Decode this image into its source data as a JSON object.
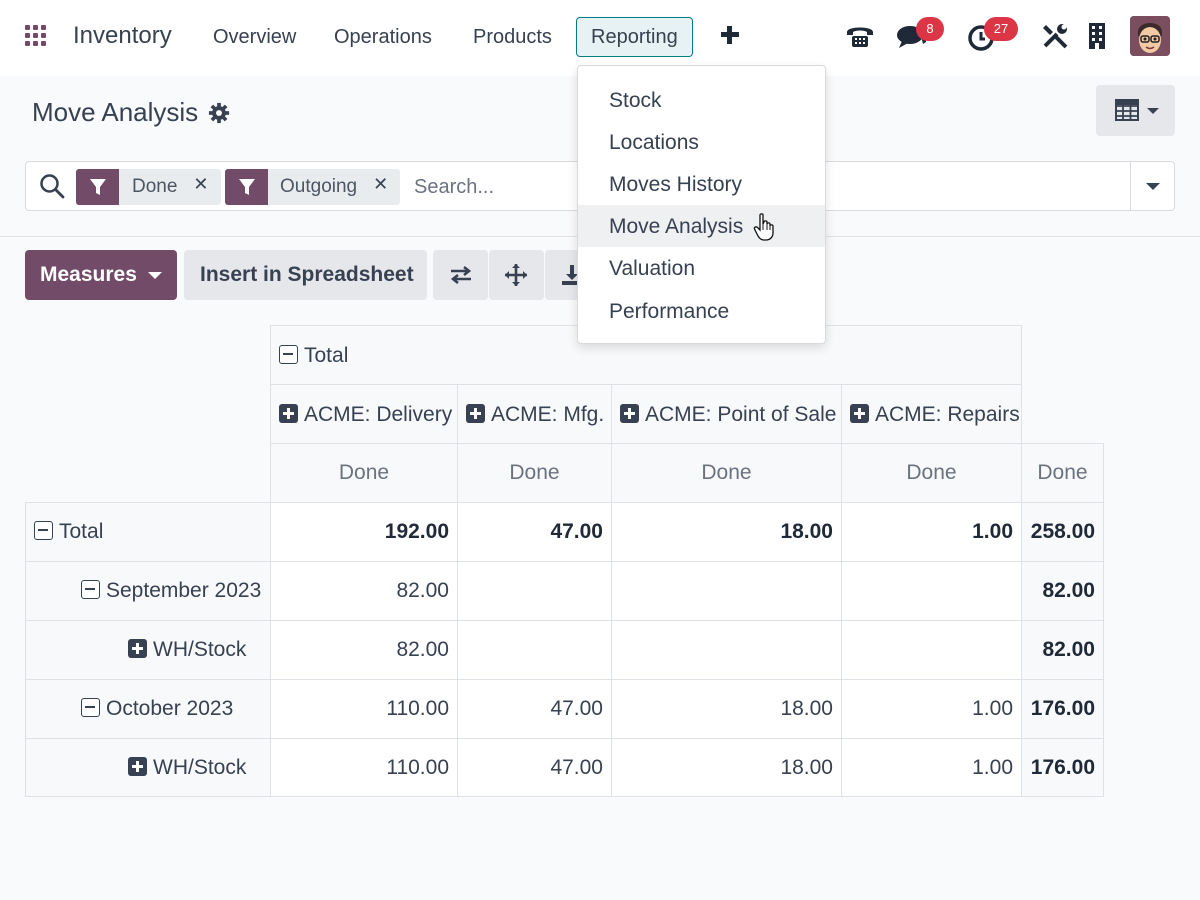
{
  "navbar": {
    "brand": "Inventory",
    "menu": [
      "Overview",
      "Operations",
      "Products",
      "Reporting"
    ],
    "active_menu": "Reporting",
    "messages_badge": "8",
    "activities_badge": "27",
    "icons": [
      "apps-icon",
      "plus-icon",
      "phone-icon",
      "chat-icon",
      "clock-icon",
      "tools-icon",
      "building-icon",
      "avatar"
    ]
  },
  "control_panel": {
    "title": "Move Analysis",
    "filters": [
      {
        "label": "Done",
        "icon": "filter-icon"
      },
      {
        "label": "Outgoing",
        "icon": "filter-icon"
      }
    ],
    "search_placeholder": "Search..."
  },
  "toolbar": {
    "measures_label": "Measures",
    "insert_label": "Insert in Spreadsheet",
    "icons": [
      "flip-axis-icon",
      "expand-all-icon",
      "download-icon"
    ]
  },
  "reporting_menu": {
    "items": [
      "Stock",
      "Locations",
      "Moves History",
      "Move Analysis",
      "Valuation",
      "Performance"
    ],
    "hovered": "Move Analysis"
  },
  "pivot": {
    "col_header_total": "Total",
    "columns": [
      "ACME: Delivery",
      "ACME: Mfg.",
      "ACME: Point of Sale",
      "ACME: Repairs"
    ],
    "measure": "Done",
    "rows": [
      {
        "label": "Total",
        "level": 0,
        "toggle": "minus",
        "values": [
          "192.00",
          "47.00",
          "18.00",
          "1.00"
        ],
        "total": "258.00"
      },
      {
        "label": "September 2023",
        "level": 1,
        "toggle": "minus",
        "values": [
          "82.00",
          "",
          "",
          ""
        ],
        "total": "82.00"
      },
      {
        "label": "WH/Stock",
        "level": 2,
        "toggle": "plus",
        "values": [
          "82.00",
          "",
          "",
          ""
        ],
        "total": "82.00"
      },
      {
        "label": "October 2023",
        "level": 1,
        "toggle": "minus",
        "values": [
          "110.00",
          "47.00",
          "18.00",
          "1.00"
        ],
        "total": "176.00"
      },
      {
        "label": "WH/Stock",
        "level": 2,
        "toggle": "plus",
        "values": [
          "110.00",
          "47.00",
          "18.00",
          "1.00"
        ],
        "total": "176.00"
      }
    ]
  },
  "colors": {
    "brand": "#714B67",
    "active_nav_border": "#017e84",
    "badge": "#dc3545"
  }
}
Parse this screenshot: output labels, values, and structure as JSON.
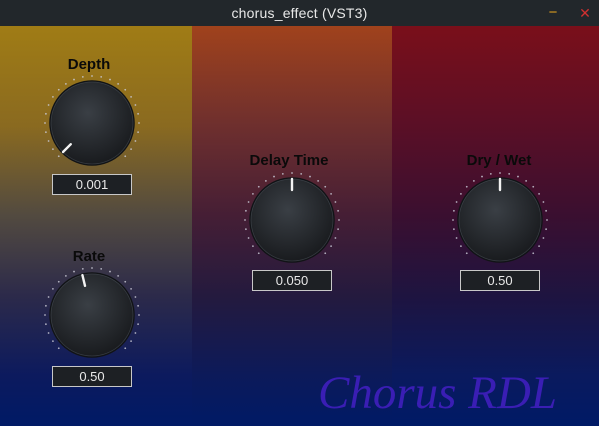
{
  "window": {
    "title": "chorus_effect (VST3)",
    "minimize_glyph": "−",
    "close_glyph": "✕",
    "minimize_color": "#e0a020",
    "close_color": "#d03030"
  },
  "knobs": [
    {
      "id": "depth",
      "label": "Depth",
      "value": "0.001",
      "normalized": 0.0
    },
    {
      "id": "rate",
      "label": "Rate",
      "value": "0.50",
      "normalized": 0.45
    },
    {
      "id": "delay",
      "label": "Delay Time",
      "value": "0.050",
      "normalized": 0.5
    },
    {
      "id": "drywet",
      "label": "Dry / Wet",
      "value": "0.50",
      "normalized": 0.5
    }
  ],
  "brand": {
    "text": "Chorus RDL",
    "color": "#3a1eb4"
  },
  "colors": {
    "left_top": "#a07c15",
    "mid_top": "#a0421c",
    "right_top": "#7a0f1a",
    "bottom": "#001a66"
  }
}
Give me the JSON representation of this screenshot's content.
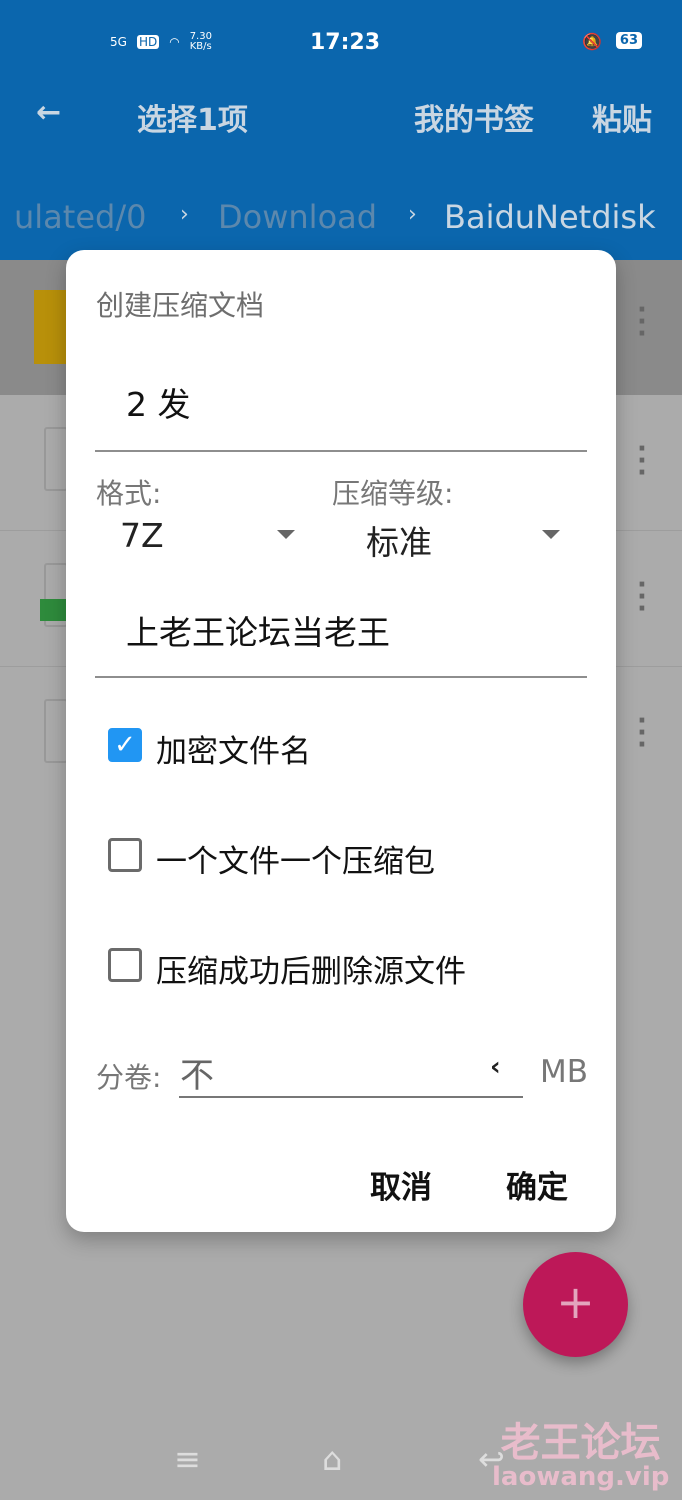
{
  "status_bar": {
    "network": "5G",
    "hd": "HD",
    "speed": "7.30 KB/s",
    "time": "17:23",
    "battery": "63"
  },
  "app_bar": {
    "title": "选择1项",
    "bookmarks": "我的书签",
    "paste": "粘贴"
  },
  "breadcrumb": [
    "ulated/0",
    "Download",
    "BaiduNetdisk"
  ],
  "dialog": {
    "title": "创建压缩文档",
    "filename": "2 发",
    "format_label": "格式:",
    "format_value": "7Z",
    "level_label": "压缩等级:",
    "level_value": "标准",
    "password": "上老王论坛当老王",
    "options": [
      {
        "label": "加密文件名",
        "checked": true
      },
      {
        "label": "一个文件一个压缩包",
        "checked": false
      },
      {
        "label": "压缩成功后删除源文件",
        "checked": false
      }
    ],
    "split_label": "分卷:",
    "split_value": "不",
    "split_unit": "MB",
    "cancel": "取消",
    "ok": "确定"
  },
  "fab": "+",
  "watermark": {
    "line1": "老王论坛",
    "line2": "laowang.vip"
  },
  "colors": {
    "app_bar": "#0b66ad",
    "accent": "#2196f3",
    "fab": "#bd1858"
  }
}
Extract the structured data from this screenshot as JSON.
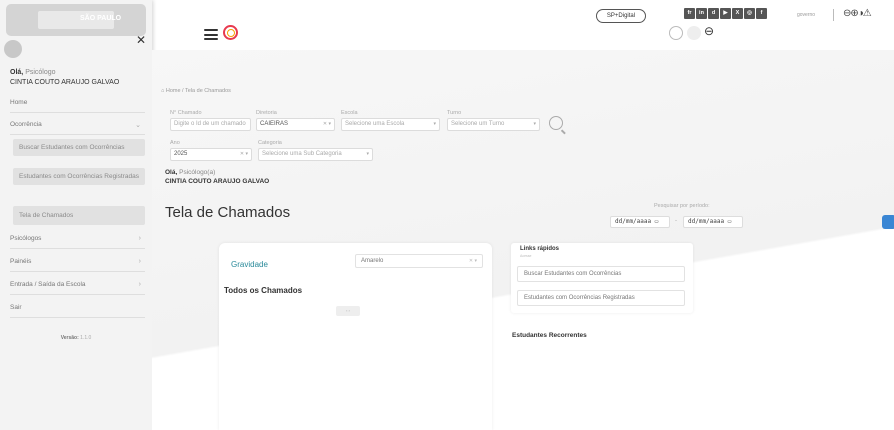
{
  "header": {
    "sp_digital": "SP+Digital",
    "social": [
      "fr",
      "in",
      "d",
      "▶",
      "X",
      "◎",
      "f"
    ],
    "gov_text": "governo",
    "accessibility": "⊖⊕◑⚠"
  },
  "sidebar": {
    "logo_text": "SÃO PAULO",
    "greeting_prefix": "Olá,",
    "greeting_role": "Psicólogo",
    "user_name": "CINTIA COUTO ARAUJO GALVAO",
    "items": [
      {
        "label": "Home"
      },
      {
        "label": "Ocorrência"
      },
      {
        "label": "Buscar Estudantes com Ocorrências"
      },
      {
        "label": "Estudantes com Ocorrências Registradas"
      },
      {
        "label": "Tela de Chamados"
      },
      {
        "label": "Psicólogos"
      },
      {
        "label": "Painéis"
      },
      {
        "label": "Entrada / Saída da Escola"
      },
      {
        "label": "Sair"
      }
    ],
    "version_label": "Versão:",
    "version_value": "1.1.0"
  },
  "breadcrumb": "Home / Tela de Chamados",
  "filters": {
    "chamado_label": "N° Chamado",
    "chamado_placeholder": "Digite o Id de um chamado",
    "diretoria_label": "Diretoria",
    "diretoria_value": "CAIEIRAS",
    "escola_label": "Escola",
    "escola_placeholder": "Selecione uma Escola",
    "turno_label": "Turno",
    "turno_placeholder": "Selecione um Turno",
    "ano_label": "Ano",
    "ano_value": "2025",
    "categoria_label": "Categoria",
    "categoria_placeholder": "Selecione uma Sub Categoria"
  },
  "greeting2": {
    "prefix": "Olá,",
    "role": "Psicólogo(a)",
    "name": "CINTIA COUTO ARAUJO GALVAO"
  },
  "page_title": "Tela de Chamados",
  "period": {
    "label": "Pesquisar por período:",
    "start": "dd/mm/aaaa",
    "end": "dd/mm/aaaa",
    "sep": "-"
  },
  "gravidade": {
    "label": "Gravidade",
    "value": "Amarelo"
  },
  "todos_title": "Todos os Chamados",
  "pager": "‹ ›",
  "links": {
    "title": "Links rápidos",
    "subtitle": "Acesse",
    "items": [
      "Buscar Estudantes com Ocorrências",
      "Estudantes com Ocorrências Registradas"
    ]
  },
  "recorrentes_title": "Estudantes Recorrentes"
}
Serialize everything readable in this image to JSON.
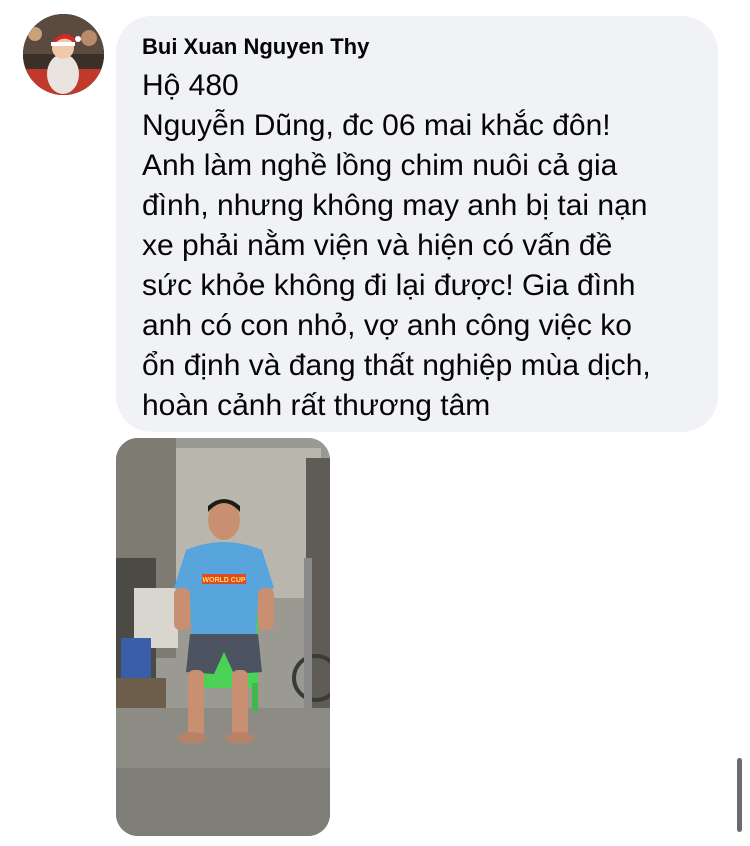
{
  "comment": {
    "author": "Bui Xuan Nguyen Thy",
    "lines": [
      "Hộ 480",
      "Nguyễn Dũng, đc 06 mai khắc đôn!",
      "Anh làm nghề lồng chim nuôi cả gia",
      "đình, nhưng không may anh bị tai nạn",
      "xe phải nằm viện và hiện có vấn đề",
      "sức khỏe không đi lại được! Gia đình",
      "anh có con nhỏ, vợ anh công việc ko",
      "ổn định và đang thất nghiệp mùa dịch,",
      "hoàn cảnh rất thương tâm"
    ]
  },
  "photo": {
    "shirt_text": "WORLD CUP"
  },
  "colors": {
    "bubble_bg": "#f0f2f5",
    "text": "#050505",
    "scrollbar": "#6b6b6b"
  },
  "icons": [
    "avatar",
    "scrollbar"
  ]
}
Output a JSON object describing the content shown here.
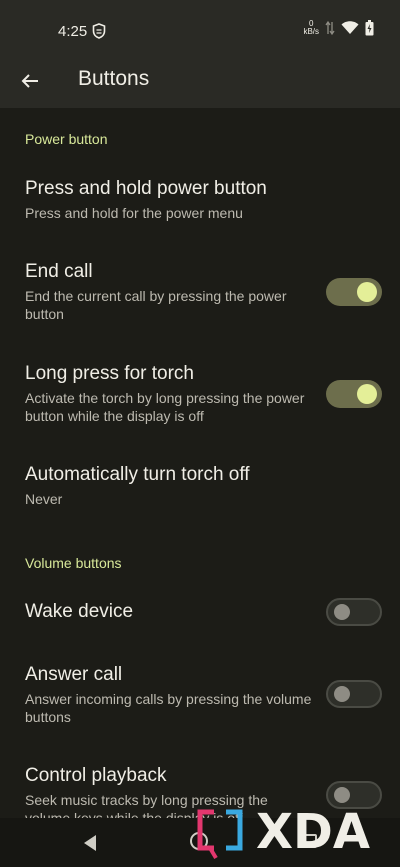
{
  "status": {
    "time": "4:25",
    "network_rate_value": "0",
    "network_rate_unit": "kB/s"
  },
  "appbar": {
    "title": "Buttons"
  },
  "sections": {
    "power": "Power button",
    "volume": "Volume buttons"
  },
  "items": [
    {
      "title": "Press and hold power button",
      "subtitle": "Press and hold for the power menu",
      "toggle": null
    },
    {
      "title": "End call",
      "subtitle": "End the current call by pressing the power button",
      "toggle": true
    },
    {
      "title": "Long press for torch",
      "subtitle": "Activate the torch by long pressing the power button while the display is off",
      "toggle": true
    },
    {
      "title": "Automatically turn torch off",
      "subtitle": "Never",
      "toggle": null
    },
    {
      "title": "Wake device",
      "subtitle": "",
      "toggle": false
    },
    {
      "title": "Answer call",
      "subtitle": "Answer incoming calls by pressing the volume buttons",
      "toggle": false
    },
    {
      "title": "Control playback",
      "subtitle": "Seek music tracks by long pressing the volume keys while the display is off",
      "toggle": false
    }
  ],
  "watermark": {
    "text": "XDA"
  },
  "colors": {
    "accent": "#d8e89a",
    "toggle_on_track": "#6d6e4c",
    "toggle_on_knob": "#e4ef98",
    "background": "#1c1c17"
  }
}
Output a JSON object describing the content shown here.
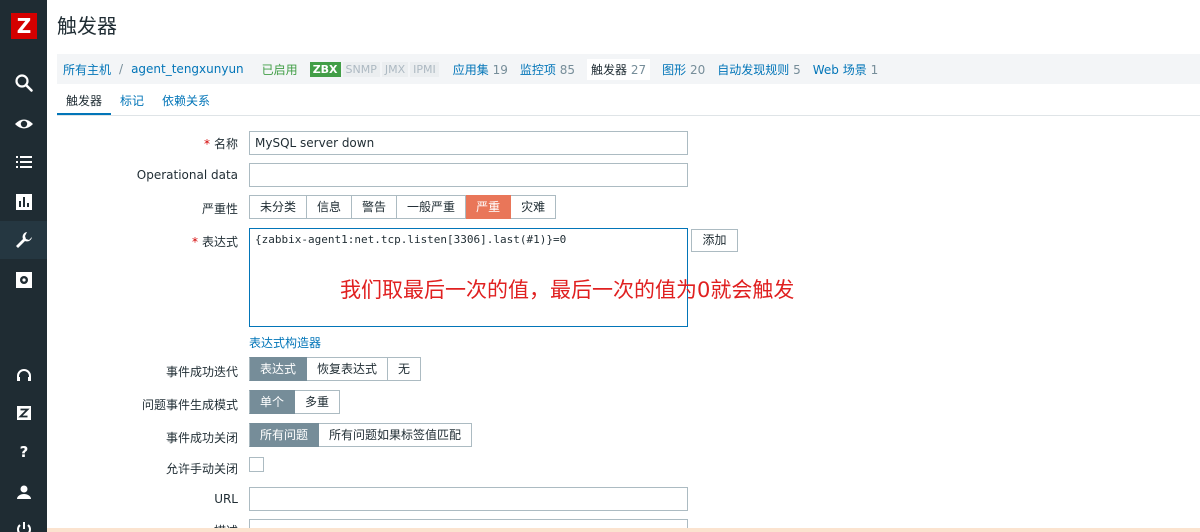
{
  "app": {
    "logo": "Z",
    "page_title": "触发器"
  },
  "sidebar": {
    "icons": [
      "search-icon",
      "eye-icon",
      "list-icon",
      "chart-icon",
      "wrench-icon",
      "gear-icon",
      "headset-icon",
      "z-icon",
      "help-icon",
      "user-icon",
      "power-icon"
    ]
  },
  "hostbar": {
    "all_hosts": "所有主机",
    "separator": "/",
    "host": "agent_tengxunyun",
    "status": "已启用",
    "badges": [
      "ZBX",
      "SNMP",
      "JMX",
      "IPMI"
    ],
    "items": [
      {
        "label": "应用集",
        "count": "19"
      },
      {
        "label": "监控项",
        "count": "85"
      },
      {
        "label": "触发器",
        "count": "27"
      },
      {
        "label": "图形",
        "count": "20"
      },
      {
        "label": "自动发现规则",
        "count": "5"
      },
      {
        "label": "Web 场景",
        "count": "1"
      }
    ]
  },
  "tabs": [
    "触发器",
    "标记",
    "依赖关系"
  ],
  "form": {
    "name_label": "名称",
    "name_value": "MySQL server down",
    "opdata_label": "Operational data",
    "opdata_value": "",
    "severity_label": "严重性",
    "severity_options": [
      "未分类",
      "信息",
      "警告",
      "一般严重",
      "严重",
      "灾难"
    ],
    "severity_selected": 4,
    "expression_label": "表达式",
    "expression_value": "{zabbix-agent1:net.tcp.listen[3306].last(#1)}=0",
    "add_button": "添加",
    "expr_builder_link": "表达式构造器",
    "annotation": "我们取最后一次的值，最后一次的值为0就会触发",
    "ok_event_label": "事件成功迭代",
    "ok_event_options": [
      "表达式",
      "恢复表达式",
      "无"
    ],
    "problem_mode_label": "问题事件生成模式",
    "problem_mode_options": [
      "单个",
      "多重"
    ],
    "ok_close_label": "事件成功关闭",
    "ok_close_options": [
      "所有问题",
      "所有问题如果标签值匹配"
    ],
    "manual_close_label": "允许手动关闭",
    "url_label": "URL",
    "url_value": "",
    "desc_label": "描述"
  },
  "colors": {
    "sidebar": "#1f2c33",
    "link": "#0275b8",
    "severity_high": "#e97659",
    "enabled": "#429e47"
  }
}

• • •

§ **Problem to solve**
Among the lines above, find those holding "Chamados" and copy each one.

§ **Exercise answer**
        "label": "Tela de Chamados"
  "breadcrumb": "Home / Tela de Chamados",
  "page_title": "Tela de Chamados",
  "todos_title": "Todos os Chamados",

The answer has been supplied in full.